--- What the task requires ---
Please find every line of the listing below where "Salad" occurs and copy it.

--- Data for processing ---
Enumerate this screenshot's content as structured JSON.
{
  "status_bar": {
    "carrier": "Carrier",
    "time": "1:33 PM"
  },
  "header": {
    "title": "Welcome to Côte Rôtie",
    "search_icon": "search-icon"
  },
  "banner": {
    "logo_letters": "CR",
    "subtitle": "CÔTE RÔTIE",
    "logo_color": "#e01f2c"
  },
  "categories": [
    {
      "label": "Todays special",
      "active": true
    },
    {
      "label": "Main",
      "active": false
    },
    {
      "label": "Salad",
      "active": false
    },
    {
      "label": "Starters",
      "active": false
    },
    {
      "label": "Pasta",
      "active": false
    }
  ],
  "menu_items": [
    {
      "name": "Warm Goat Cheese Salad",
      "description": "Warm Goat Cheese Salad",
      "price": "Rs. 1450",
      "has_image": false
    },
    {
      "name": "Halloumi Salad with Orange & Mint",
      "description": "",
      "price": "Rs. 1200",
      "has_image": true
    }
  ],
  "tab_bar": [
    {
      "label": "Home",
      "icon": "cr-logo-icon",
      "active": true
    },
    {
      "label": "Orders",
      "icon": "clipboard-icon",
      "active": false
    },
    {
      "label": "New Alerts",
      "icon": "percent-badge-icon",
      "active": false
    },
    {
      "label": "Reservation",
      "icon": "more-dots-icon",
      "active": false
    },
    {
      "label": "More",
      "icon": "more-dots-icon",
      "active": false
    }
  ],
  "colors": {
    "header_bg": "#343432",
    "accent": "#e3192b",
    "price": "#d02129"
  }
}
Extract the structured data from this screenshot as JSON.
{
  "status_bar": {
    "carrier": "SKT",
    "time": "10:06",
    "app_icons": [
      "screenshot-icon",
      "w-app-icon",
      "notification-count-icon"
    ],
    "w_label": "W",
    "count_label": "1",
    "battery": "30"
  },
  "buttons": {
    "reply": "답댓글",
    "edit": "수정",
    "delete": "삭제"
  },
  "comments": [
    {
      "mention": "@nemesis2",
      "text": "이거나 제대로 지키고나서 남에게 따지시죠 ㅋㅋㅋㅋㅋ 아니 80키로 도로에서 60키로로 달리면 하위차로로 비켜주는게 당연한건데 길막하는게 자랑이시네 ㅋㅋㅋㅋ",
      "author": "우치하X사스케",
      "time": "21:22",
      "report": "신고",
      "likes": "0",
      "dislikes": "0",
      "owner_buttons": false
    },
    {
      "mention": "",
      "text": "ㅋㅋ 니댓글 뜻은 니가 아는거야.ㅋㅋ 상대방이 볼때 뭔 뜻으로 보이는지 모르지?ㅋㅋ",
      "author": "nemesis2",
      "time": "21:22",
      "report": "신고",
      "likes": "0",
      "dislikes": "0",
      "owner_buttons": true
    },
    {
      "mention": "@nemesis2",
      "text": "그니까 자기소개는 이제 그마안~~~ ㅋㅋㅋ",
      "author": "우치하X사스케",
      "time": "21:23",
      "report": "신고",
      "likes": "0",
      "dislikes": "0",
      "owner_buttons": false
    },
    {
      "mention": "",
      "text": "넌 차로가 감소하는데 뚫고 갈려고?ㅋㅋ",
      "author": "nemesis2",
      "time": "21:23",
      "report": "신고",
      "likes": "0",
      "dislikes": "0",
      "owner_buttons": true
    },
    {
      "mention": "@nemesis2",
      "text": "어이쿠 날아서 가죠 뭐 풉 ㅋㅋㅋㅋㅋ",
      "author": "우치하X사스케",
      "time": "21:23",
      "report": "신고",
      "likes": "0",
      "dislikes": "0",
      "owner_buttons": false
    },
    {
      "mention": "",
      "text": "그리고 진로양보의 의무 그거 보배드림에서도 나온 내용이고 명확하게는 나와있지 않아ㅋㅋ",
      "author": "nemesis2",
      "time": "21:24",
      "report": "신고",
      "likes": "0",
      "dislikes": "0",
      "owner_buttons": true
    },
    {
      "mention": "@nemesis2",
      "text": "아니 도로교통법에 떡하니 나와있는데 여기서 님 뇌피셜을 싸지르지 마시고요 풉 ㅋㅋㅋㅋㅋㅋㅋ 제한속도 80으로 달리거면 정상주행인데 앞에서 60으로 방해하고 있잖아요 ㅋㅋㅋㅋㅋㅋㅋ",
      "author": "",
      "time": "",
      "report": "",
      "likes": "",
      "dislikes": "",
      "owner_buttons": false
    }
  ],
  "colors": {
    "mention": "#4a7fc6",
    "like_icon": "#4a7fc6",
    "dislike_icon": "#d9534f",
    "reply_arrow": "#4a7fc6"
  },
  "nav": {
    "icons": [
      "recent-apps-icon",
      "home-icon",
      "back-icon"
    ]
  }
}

--- Finished task ---
      "label": "Salad",
      "name": "Warm Goat Cheese Salad",
      "description": "Warm Goat Cheese Salad",
      "name": "Halloumi Salad with Orange & Mint",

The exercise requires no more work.